The Paris climate talks are now complete, with almost 200 nations agreeing to a framework for greenhouse gas reduction that attempts to keep any warming “well below 2 °C above preindustrial levels and pursuing efforts to limit the temperature increase to 1.5 °C.” The agreement is the crowning achievement of Obama’s environmental legacy and seeks to make the United States a leader in both reducing greenhouse gases at home and providing monetary assistance to developing countries to facilitate reductions across the globe. While the negotiators have gone home, the tough task of implementation raises serious concerns about the viability of the agreement. In fact, meeting the ambitious goals set out in Paris may prove to be too expensive and too problematic.

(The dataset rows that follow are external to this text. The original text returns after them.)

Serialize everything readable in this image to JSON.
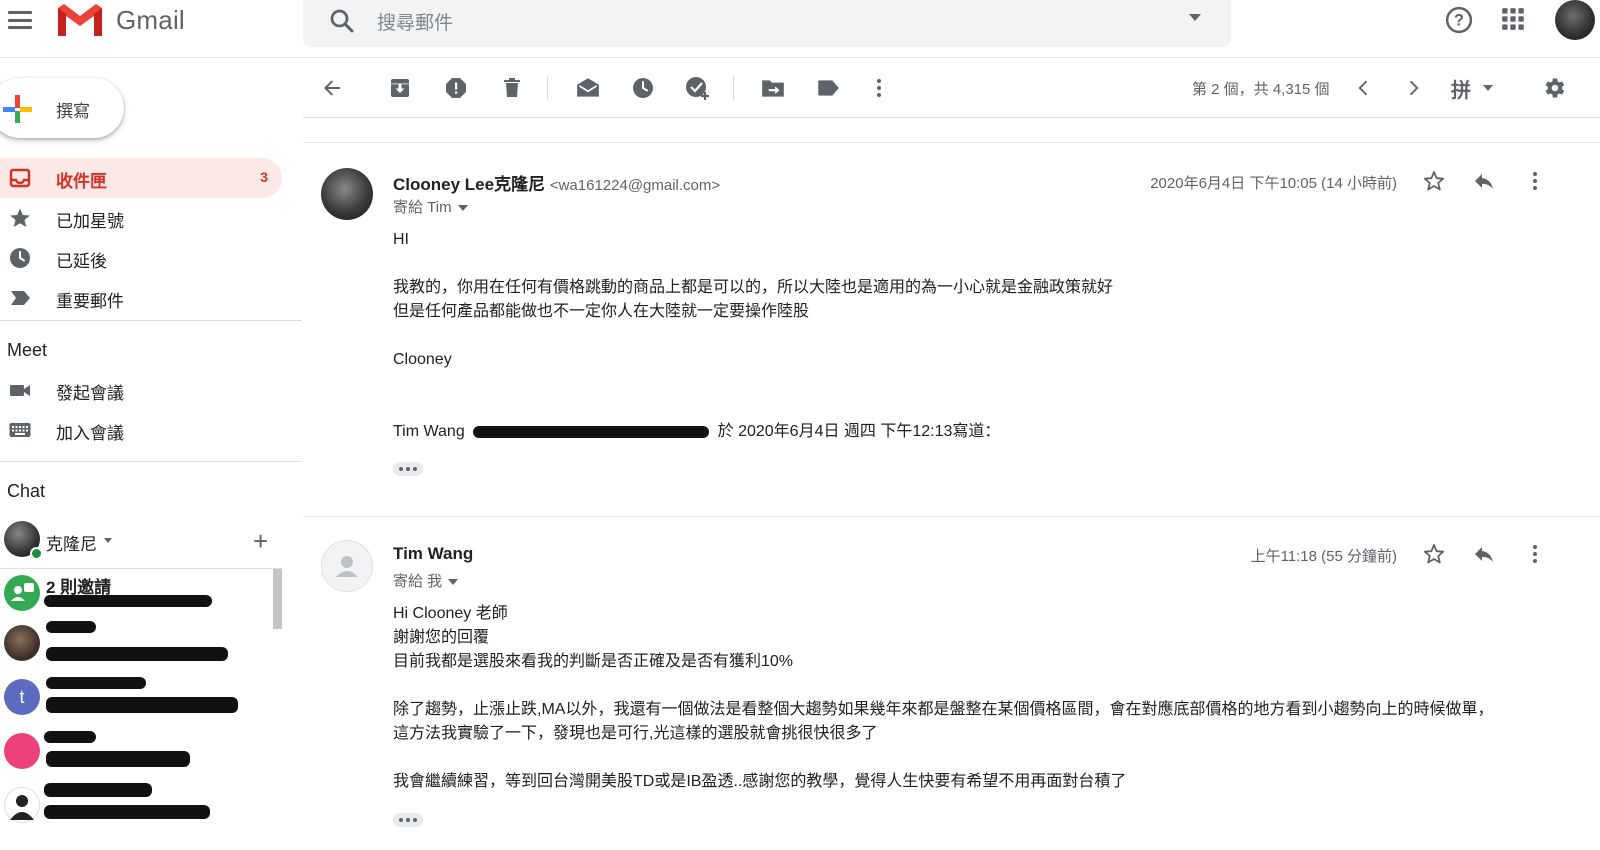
{
  "app": {
    "name": "Gmail"
  },
  "search": {
    "placeholder": "搜尋郵件"
  },
  "compose": {
    "label": "撰寫"
  },
  "sidebar": {
    "items": [
      {
        "label": "收件匣",
        "count": "3",
        "icon": "inbox-icon",
        "active": true
      },
      {
        "label": "已加星號",
        "icon": "star-icon"
      },
      {
        "label": "已延後",
        "icon": "clock-icon"
      },
      {
        "label": "重要郵件",
        "icon": "important-icon"
      }
    ]
  },
  "meet": {
    "title": "Meet",
    "items": [
      {
        "label": "發起會議",
        "icon": "video-icon"
      },
      {
        "label": "加入會議",
        "icon": "keyboard-icon"
      }
    ]
  },
  "chat": {
    "title": "Chat",
    "me": {
      "name": "克隆尼"
    },
    "items": [
      {
        "title": "2 則邀請",
        "subtitle": "",
        "avatar_color": "#34a853",
        "avatar_letter": ""
      },
      {
        "title": "",
        "subtitle": "",
        "avatar_color": "#3b2f28",
        "avatar_letter": ""
      },
      {
        "title": "",
        "subtitle": "",
        "avatar_color": "#5c6bc0",
        "avatar_letter": "t"
      },
      {
        "title": "",
        "subtitle": "",
        "avatar_color": "#ec407a",
        "avatar_letter": ""
      },
      {
        "title": "",
        "subtitle": "",
        "avatar_color": "#ffffff",
        "avatar_letter": ""
      }
    ]
  },
  "toolbar": {
    "count": "第 2 個，共 4,315 個",
    "lang": "拼",
    "icons": [
      "back-arrow-icon",
      "archive-icon",
      "report-spam-icon",
      "delete-icon",
      "mark-unread-icon",
      "snooze-icon",
      "add-to-tasks-icon",
      "move-to-icon",
      "label-icon",
      "more-vert-icon",
      "older-chevron-icon",
      "newer-chevron-icon",
      "settings-icon"
    ]
  },
  "messages": [
    {
      "sender": "Clooney Lee克隆尼",
      "email": "<wa161224@gmail.com>",
      "to": "寄給 Tim",
      "date": "2020年6月4日 下午10:05 (14 小時前)",
      "body": [
        "HI",
        "",
        " 我教的，你用在任何有價格跳動的商品上都是可以的，所以大陸也是適用的為一小心就是金融政策就好",
        "但是任何產品都能做也不一定你人在大陸就一定要操作陸股",
        "",
        "Clooney",
        "",
        ""
      ],
      "quote_prefix": "Tim Wang",
      "quote_suffix": "於 2020年6月4日 週四 下午12:13寫道："
    },
    {
      "sender": "Tim Wang",
      "email": "",
      "to": "寄給 我",
      "date": "上午11:18 (55 分鐘前)",
      "body": [
        "Hi Clooney 老師",
        "謝謝您的回覆",
        "目前我都是選股來看我的判斷是否正確及是否有獲利10%",
        "",
        "除了趨勢，止漲止跌,MA以外，我還有一個做法是看整個大趨勢如果幾年來都是盤整在某個價格區間，會在對應底部價格的地方看到小趨勢向上的時候做單，",
        "這方法我實驗了一下，發現也是可行,光這樣的選股就會挑很快很多了",
        "",
        "我會繼續練習，等到回台灣開美股TD或是IB盈透..感謝您的教學，覺得人生快要有希望不用再面對台積了"
      ]
    }
  ],
  "colors": {
    "accent": "#d93025",
    "active_bg": "#fce8e6",
    "muted": "#5f6368"
  }
}
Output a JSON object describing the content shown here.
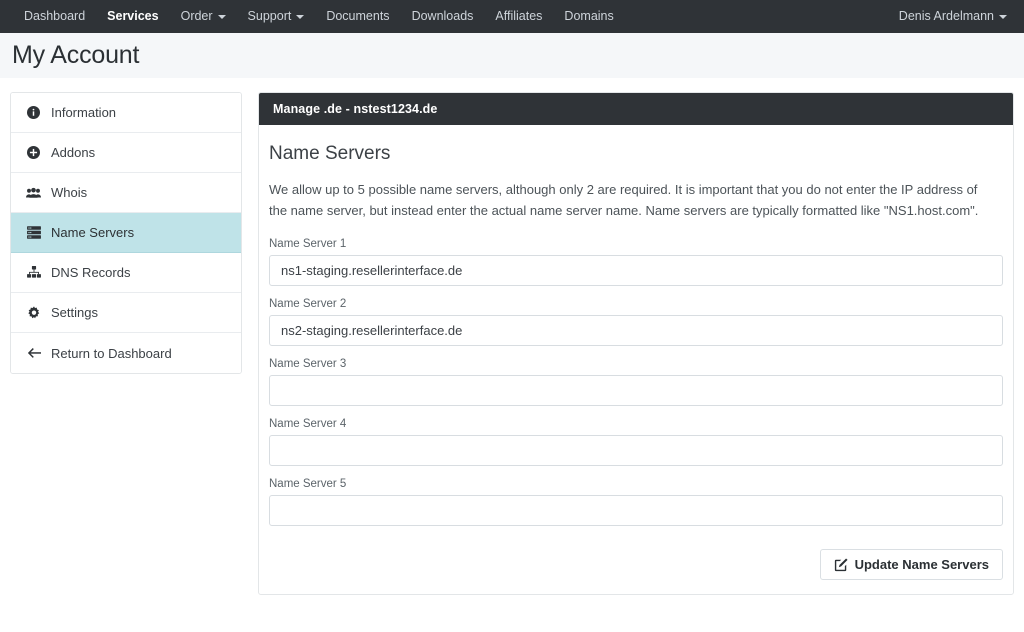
{
  "navbar": {
    "items": [
      {
        "label": "Dashboard",
        "icon": "",
        "active": false,
        "caret": false
      },
      {
        "label": "Services",
        "icon": "",
        "active": true,
        "caret": false
      },
      {
        "label": "Order",
        "icon": "chevron-down-icon",
        "active": false,
        "caret": true
      },
      {
        "label": "Support",
        "icon": "chevron-down-icon",
        "active": false,
        "caret": true
      },
      {
        "label": "Documents",
        "icon": "",
        "active": false,
        "caret": false
      },
      {
        "label": "Downloads",
        "icon": "",
        "active": false,
        "caret": false
      },
      {
        "label": "Affiliates",
        "icon": "",
        "active": false,
        "caret": false
      },
      {
        "label": "Domains",
        "icon": "",
        "active": false,
        "caret": false
      }
    ],
    "user": "Denis Ardelmann",
    "background_color": "#2f3337"
  },
  "page": {
    "title": "My Account",
    "header_background": "#f5f7f9"
  },
  "sidebar": {
    "items": [
      {
        "label": "Information",
        "icon": "info-circle-icon",
        "active": false
      },
      {
        "label": "Addons",
        "icon": "plus-circle-icon",
        "active": false
      },
      {
        "label": "Whois",
        "icon": "users-icon",
        "active": false
      },
      {
        "label": "Name Servers",
        "icon": "server-icon",
        "active": true
      },
      {
        "label": "DNS Records",
        "icon": "sitemap-icon",
        "active": false
      },
      {
        "label": "Settings",
        "icon": "gear-icon",
        "active": false
      },
      {
        "label": "Return to Dashboard",
        "icon": "arrow-left-icon",
        "active": false
      }
    ],
    "active_background": "#bfe3e8"
  },
  "panel": {
    "header": "Manage .de - nstest1234.de",
    "heading": "Name Servers",
    "description": "We allow up to 5 possible name servers, although only 2 are required. It is important that you do not enter the IP address of the name server, but instead enter the actual name server name. Name servers are typically formatted like \"NS1.host.com\".",
    "fields": [
      {
        "label": "Name Server 1",
        "value": "ns1-staging.resellerinterface.de",
        "placeholder": ""
      },
      {
        "label": "Name Server 2",
        "value": "ns2-staging.resellerinterface.de",
        "placeholder": ""
      },
      {
        "label": "Name Server 3",
        "value": "",
        "placeholder": ""
      },
      {
        "label": "Name Server 4",
        "value": "",
        "placeholder": ""
      },
      {
        "label": "Name Server 5",
        "value": "",
        "placeholder": ""
      }
    ],
    "update_button": {
      "label": "Update Name Servers",
      "icon": "pencil-square-icon"
    }
  }
}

For starters, while the president was touting the climate talks, both the House and Senate passed resolutions of disapproval for the capstone of Obama’s climate change policies, the Clean Power Plan regulations. The sweeping new regulations call for power plants to generate 32 percent fewer carbon dioxide emissions in 2030 than produced in 2005. While the congressional disapprovals won’t survive the president’s veto pen, significant legal challenges already have been launched against the regulations.

The Clean Power Plan rules are ambitious and costly. The EPA estimates an annual price tag of $8.4 billion in 2030 but others put the price at $29 billion to $39 billion per year. These are the most expensive rules released by the administration in its attempts to meet the country’s “Intended Nationally Determined Contribution” (INDC) for the global treaty to reduce greenhouse gases. The INDCs represent each nation’s assessment of how much they will reduce their greenhouse gas emissions under the United Nations Framework Convention on Climate Change. In March of this year, Secretary of State John Kerry announced that the U.S. INDC calls for a reduction of 26 percent to 28 percent by 2025.

The administration is counting on the new Clean Power regulations to cut emissions by 870 MMT (million metric tons). But even this costly regulation, with massive repercussions for the economy, American businesses, and consumers, falls well short of the targets outlined in the INDC. A recent report suggests that the U.S. can only reduce its carbon footprint by 9 percent to 19 percent—well below the president’s ambitious goal of 28 percent. And this assumes that the Clean Power Plan is fully implemented on schedule, something highly unlikely given that the rules are facing legal challenges by more than 20 states.